Dr. Francis Collins, Director of the National Institutes of Health (NIH), announced the partnership today (Tuesday) during a news conference at the National Press Club in Washington.  The goals of AMP are to increase the number of new diagnostic tests and treatments for specific diseases, and to reduce the time and expense required to bring new therapies into clinical use.  The four diseases selected for the initial project are Alzheimer’s disease, type 2 diabetes, rheumatoid arthritis (RA) and lupus.  The project allocates $41.6 million specifically for research on the autoimmune diseases RA and lupus.

Lupus was selected for this project because of the lack of effective targeted therapies for the most severe forms of the disease, such as when lupus affects the kidneys or the central nervous system. Within the past sixty years, only one new drug has been developed and approved specifically for use in treating lupus.

“Lupus is a complex disease, and the scope of the AMP project is tailor made for a collaborative effort among the NIH, industry, academic medical research centers and nonprofit health organizations,” said Dr. Gary Gilkeson, Associate Dean for Faculty Affairs and Faculty Development at the Medical University of South Carolina and Chair of the Lupus Foundation of America Medical-Scientific Advisory Council.  “Now more than ever, we must bring stakeholders together to focus our energies and efforts on scientific areas that will accelerate the pace of lupus research.  We believe this initiative will ultimately lead to new understanding of the underlying causes of lupus along with new therapies for this devastating disease.”

“We are pleased to be a partner in this important collaborative effort which will bring greater focus and coordination to help solve the cruel mystery of lupus and improve the quality of life for millions of people worldwide,” said Sandra C. Raymond, President & CEO of the Lupus Foundation of America. “In recent years there have been a number of scientific findings and developments that have placed us at the brink of breakthrough, and greater collaboration among all stakeholders is needed to maximize comprehensive efforts to bring lupus under control.” 

The initial focus of the AMP project for lupus will be on how lupus affects the kidneys and the skin.  The vision for the project is to identify key targets within the immune system that contribute to the underlying biological causes of lupus that affects the kidneys and the skin.  

The AMP project complements the Lupus Foundation of America’s ongoing efforts and strategies to advance the science and medicine of lupus and expand the number of new therapies available to manage the disease.  In 2009, the Foundation commissioned a first-of-its-kind report to detail obstacles and provide a roadmap to speed development of new safe, effective and more tolerable treatments for lupus.  The report, authored by the respected health policy research organization The Lewin Group, called for organizing a new coordinated national effort to overcome the barriers.  The report also recommended that the scientific community and NIH collaborate on a research agenda to provide a clear pathway to drug development in lupus.

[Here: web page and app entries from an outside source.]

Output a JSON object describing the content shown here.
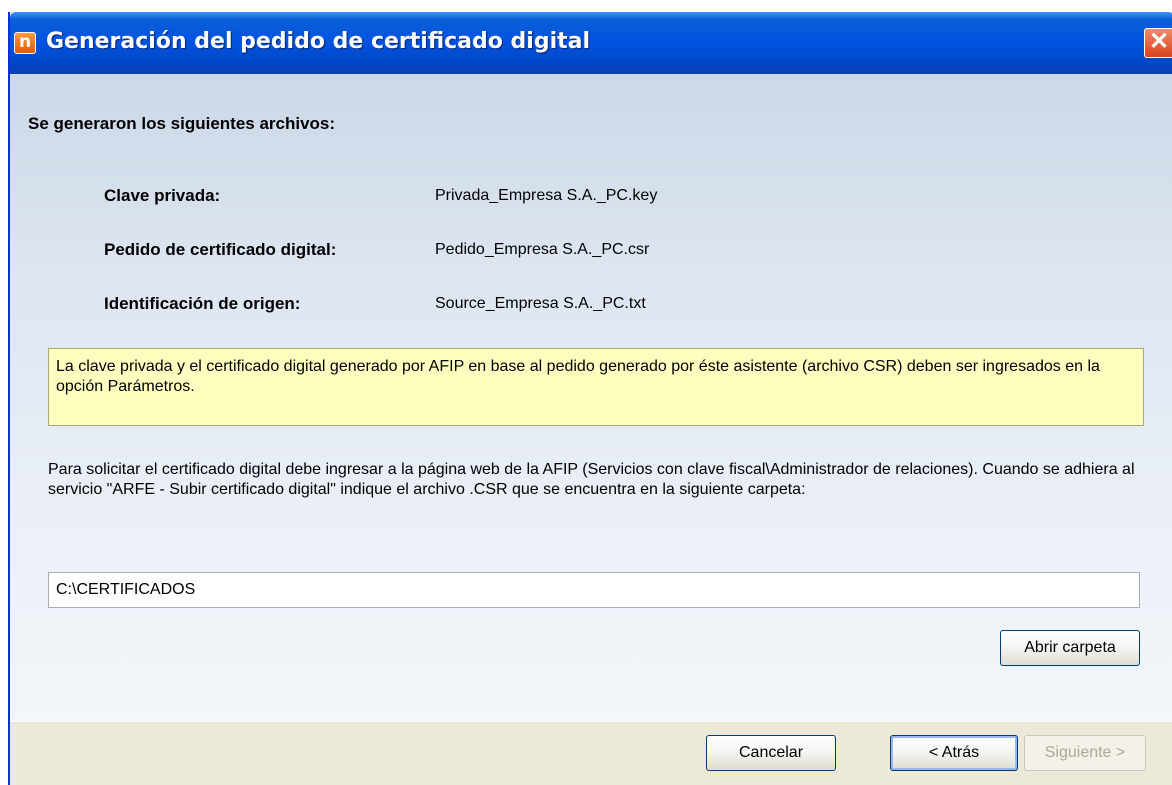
{
  "window": {
    "title": "Generación del pedido de certificado digital",
    "icon_letter": "n",
    "close_glyph": "✕"
  },
  "main": {
    "heading": "Se generaron los siguientes archivos:",
    "files": [
      {
        "label": "Clave privada:",
        "value": "Privada_Empresa S.A._PC.key"
      },
      {
        "label": "Pedido de certificado digital:",
        "value": "Pedido_Empresa S.A._PC.csr"
      },
      {
        "label": "Identificación de origen:",
        "value": "Source_Empresa S.A._PC.txt"
      }
    ],
    "note": "La clave privada y el certificado digital generado por AFIP en base al pedido generado por éste asistente (archivo CSR) deben ser ingresados en la opción Parámetros.",
    "instructions": "Para solicitar el certificado digital debe ingresar a la página web de la AFIP (Servicios con clave fiscal\\Administrador de relaciones). Cuando se adhiera al servicio \"ARFE - Subir certificado digital\" indique el archivo .CSR que se encuentra en la siguiente carpeta:",
    "folder_path": "C:\\CERTIFICADOS",
    "open_folder_label": "Abrir carpeta"
  },
  "footer": {
    "cancel_label": "Cancelar",
    "back_label": "< Atrás",
    "next_label": "Siguiente >"
  },
  "colors": {
    "titlebar": "#0054e3",
    "note_background": "#ffffc0",
    "dialog_face": "#ece9d8",
    "close_button": "#d6431a"
  },
  "icons": [
    "app-icon",
    "close-icon"
  ]
}
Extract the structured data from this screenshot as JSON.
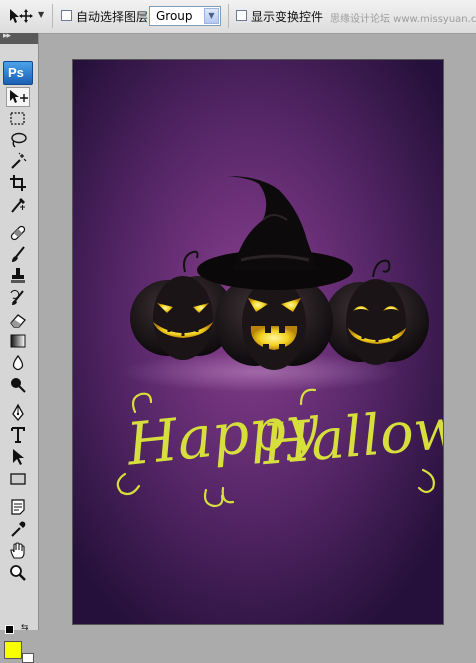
{
  "options_bar": {
    "tool_preset_icon": "move-tool-icon",
    "auto_select_label": "自动选择图层",
    "auto_select_checked": false,
    "auto_select_value": "Group",
    "show_transform_label": "显示变换控件",
    "show_transform_checked": false,
    "watermark": "思缘设计论坛 www.missyuan.com"
  },
  "toolbox": {
    "header": "▸▸",
    "logo": "Ps",
    "tools": [
      "move-tool-icon",
      "marquee-tool-icon",
      "lasso-tool-icon",
      "magic-wand-icon",
      "crop-tool-icon",
      "eyedropper-slice-icon",
      "healing-brush-icon",
      "brush-tool-icon",
      "clone-stamp-icon",
      "history-brush-icon",
      "eraser-icon",
      "gradient-tool-icon",
      "blur-tool-icon",
      "dodge-tool-icon",
      "pen-tool-icon",
      "type-tool-icon",
      "path-selection-icon",
      "rectangle-shape-icon",
      "notes-tool-icon",
      "eyedropper-icon",
      "hand-tool-icon",
      "zoom-tool-icon"
    ],
    "foreground_color": "#f7ff00",
    "background_color": "#ffffff"
  },
  "document": {
    "background_color": "#2e1240",
    "glow_color": "#8a3f8f",
    "text_color": "#d6df3c",
    "word1": "Happy",
    "word2": "Halloween"
  }
}
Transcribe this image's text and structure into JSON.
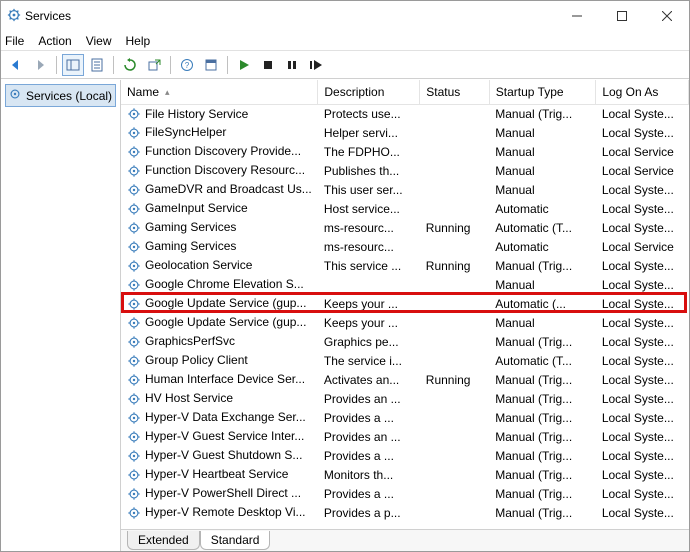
{
  "window": {
    "title": "Services"
  },
  "menu": {
    "file": "File",
    "action": "Action",
    "view": "View",
    "help": "Help"
  },
  "nav": {
    "root": "Services (Local)"
  },
  "columns": {
    "name": "Name",
    "description": "Description",
    "status": "Status",
    "startup": "Startup Type",
    "logon": "Log On As"
  },
  "tabs": {
    "extended": "Extended",
    "standard": "Standard"
  },
  "rows": [
    {
      "name": "File History Service",
      "desc": "Protects use...",
      "status": "",
      "startup": "Manual (Trig...",
      "logon": "Local Syste..."
    },
    {
      "name": "FileSyncHelper",
      "desc": "Helper servi...",
      "status": "",
      "startup": "Manual",
      "logon": "Local Syste..."
    },
    {
      "name": "Function Discovery Provide...",
      "desc": "The FDPHO...",
      "status": "",
      "startup": "Manual",
      "logon": "Local Service"
    },
    {
      "name": "Function Discovery Resourc...",
      "desc": "Publishes th...",
      "status": "",
      "startup": "Manual",
      "logon": "Local Service"
    },
    {
      "name": "GameDVR and Broadcast Us...",
      "desc": "This user ser...",
      "status": "",
      "startup": "Manual",
      "logon": "Local Syste..."
    },
    {
      "name": "GameInput Service",
      "desc": "Host service...",
      "status": "",
      "startup": "Automatic",
      "logon": "Local Syste..."
    },
    {
      "name": "Gaming Services",
      "desc": "ms-resourc...",
      "status": "Running",
      "startup": "Automatic (T...",
      "logon": "Local Syste..."
    },
    {
      "name": "Gaming Services",
      "desc": "ms-resourc...",
      "status": "",
      "startup": "Automatic",
      "logon": "Local Service"
    },
    {
      "name": "Geolocation Service",
      "desc": "This service ...",
      "status": "Running",
      "startup": "Manual (Trig...",
      "logon": "Local Syste..."
    },
    {
      "name": "Google Chrome Elevation S...",
      "desc": "",
      "status": "",
      "startup": "Manual",
      "logon": "Local Syste..."
    },
    {
      "name": "Google Update Service (gup...",
      "desc": "Keeps your ...",
      "status": "",
      "startup": "Automatic (...",
      "logon": "Local Syste...",
      "highlight": true
    },
    {
      "name": "Google Update Service (gup...",
      "desc": "Keeps your ...",
      "status": "",
      "startup": "Manual",
      "logon": "Local Syste..."
    },
    {
      "name": "GraphicsPerfSvc",
      "desc": "Graphics pe...",
      "status": "",
      "startup": "Manual (Trig...",
      "logon": "Local Syste..."
    },
    {
      "name": "Group Policy Client",
      "desc": "The service i...",
      "status": "",
      "startup": "Automatic (T...",
      "logon": "Local Syste..."
    },
    {
      "name": "Human Interface Device Ser...",
      "desc": "Activates an...",
      "status": "Running",
      "startup": "Manual (Trig...",
      "logon": "Local Syste..."
    },
    {
      "name": "HV Host Service",
      "desc": "Provides an ...",
      "status": "",
      "startup": "Manual (Trig...",
      "logon": "Local Syste..."
    },
    {
      "name": "Hyper-V Data Exchange Ser...",
      "desc": "Provides a ...",
      "status": "",
      "startup": "Manual (Trig...",
      "logon": "Local Syste..."
    },
    {
      "name": "Hyper-V Guest Service Inter...",
      "desc": "Provides an ...",
      "status": "",
      "startup": "Manual (Trig...",
      "logon": "Local Syste..."
    },
    {
      "name": "Hyper-V Guest Shutdown S...",
      "desc": "Provides a ...",
      "status": "",
      "startup": "Manual (Trig...",
      "logon": "Local Syste..."
    },
    {
      "name": "Hyper-V Heartbeat Service",
      "desc": "Monitors th...",
      "status": "",
      "startup": "Manual (Trig...",
      "logon": "Local Syste..."
    },
    {
      "name": "Hyper-V PowerShell Direct ...",
      "desc": "Provides a ...",
      "status": "",
      "startup": "Manual (Trig...",
      "logon": "Local Syste..."
    },
    {
      "name": "Hyper-V Remote Desktop Vi...",
      "desc": "Provides a p...",
      "status": "",
      "startup": "Manual (Trig...",
      "logon": "Local Syste..."
    }
  ]
}
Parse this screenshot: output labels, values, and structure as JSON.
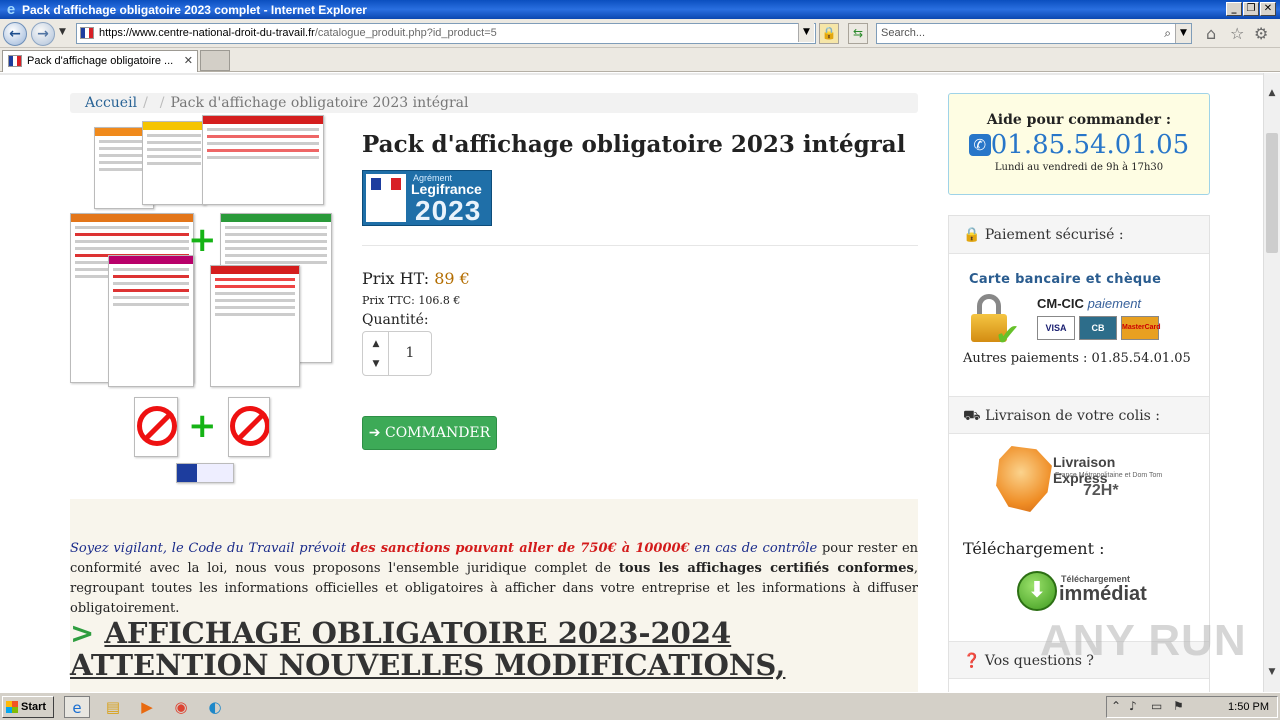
{
  "window": {
    "title": "Pack d'affichage obligatoire 2023 complet - Internet Explorer",
    "minimize": "_",
    "restore": "❐",
    "close": "✕"
  },
  "address_bar": {
    "url_host": "https://www.centre-national-droit-du-travail.fr",
    "url_path": "/catalogue_produit.php?id_product=5",
    "search_placeholder": "Search..."
  },
  "tabs": [
    {
      "label": "Pack d'affichage obligatoire ..."
    }
  ],
  "breadcrumb": {
    "home": "Accueil",
    "sep1": "/",
    "sep2": "/",
    "current": "Pack d'affichage obligatoire 2023 intégral"
  },
  "product": {
    "title": "Pack d'affichage obligatoire 2023 intégral",
    "badge": {
      "label": "Agrément",
      "brand": "Legifrance",
      "year": "2023"
    },
    "price_ht_label": "Prix HT:",
    "price_ht_value": "89 €",
    "price_ttc": "Prix TTC: 106.8 €",
    "quantity_label": "Quantité:",
    "quantity_value": "1",
    "order_button": "COMMANDER"
  },
  "description": {
    "p1_intro": "Soyez vigilant, le Code du Travail prévoit",
    "p1_red": "des sanctions pouvant aller de 750€ à 10000€",
    "p1_mid": "en cas de contrôle",
    "p1_rest": "pour rester en conformité avec la loi, nous vous proposons l'ensemble juridique complet de",
    "p1_bold": "tous les affichages certifiés conformes",
    "p1_end": ", regroupant toutes les informations officielles et obligatoires à afficher dans votre entreprise et les informations à diffuser obligatoirement.",
    "headline_marker": ">",
    "headline": "AFFICHAGE OBLIGATOIRE 2023-2024 ATTENTION NOUVELLES MODIFICATIONS,"
  },
  "sidebar": {
    "help_title": "Aide pour commander :",
    "help_phone": "01.85.54.01.05",
    "help_hours": "Lundi au vendredi de 9h à 17h30",
    "payment_header": "Paiement sécurisé :",
    "payment_cb_title": "Carte bancaire et chèque",
    "payment_provider": "CM-CIC",
    "payment_provider_suffix": "paiement",
    "cards": [
      "VISA",
      "CB",
      "MasterCard"
    ],
    "other_payments": "Autres paiements : 01.85.54.01.05",
    "delivery_header": "Livraison de votre colis :",
    "delivery_title": "Livraison Express",
    "delivery_sub": "France Métropolitaine et Dom Tom",
    "delivery_time": "72H*",
    "download_title": "Téléchargement :",
    "download_small": "Téléchargement",
    "download_big": "immédiat",
    "questions_header": "Vos questions ?"
  },
  "watermark": "ANY RUN",
  "taskbar": {
    "start": "Start",
    "clock": "1:50 PM"
  }
}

The aim of the AMP project is to identify and validate clinically relevant disease targets for drug development.  By utilizing the resources of the National Institutes of Health and a vast network of academic medical centers across the nation, the project will increase efficiency in the drug development process by evaluating a large number of potential biological candidates to identify the best targets. 

Better understanding of the pathways that contribute to the development of a particular disease and identifying the specific biological targets that can be used to prevent the disease will help industry to better design and test potential new treatments.  An important benefit of this project will be to provide data that enables industry to better select the right biological targets early in the drug development process, reducing risk and increasing opportunities for success.  These efficiencies hopefully will stimulate additional investment in new effective treatments and speed the process to put them to use treating patients and helping improve the quality of live for millions of people around the world.

Related Links:  

National Institutes of Health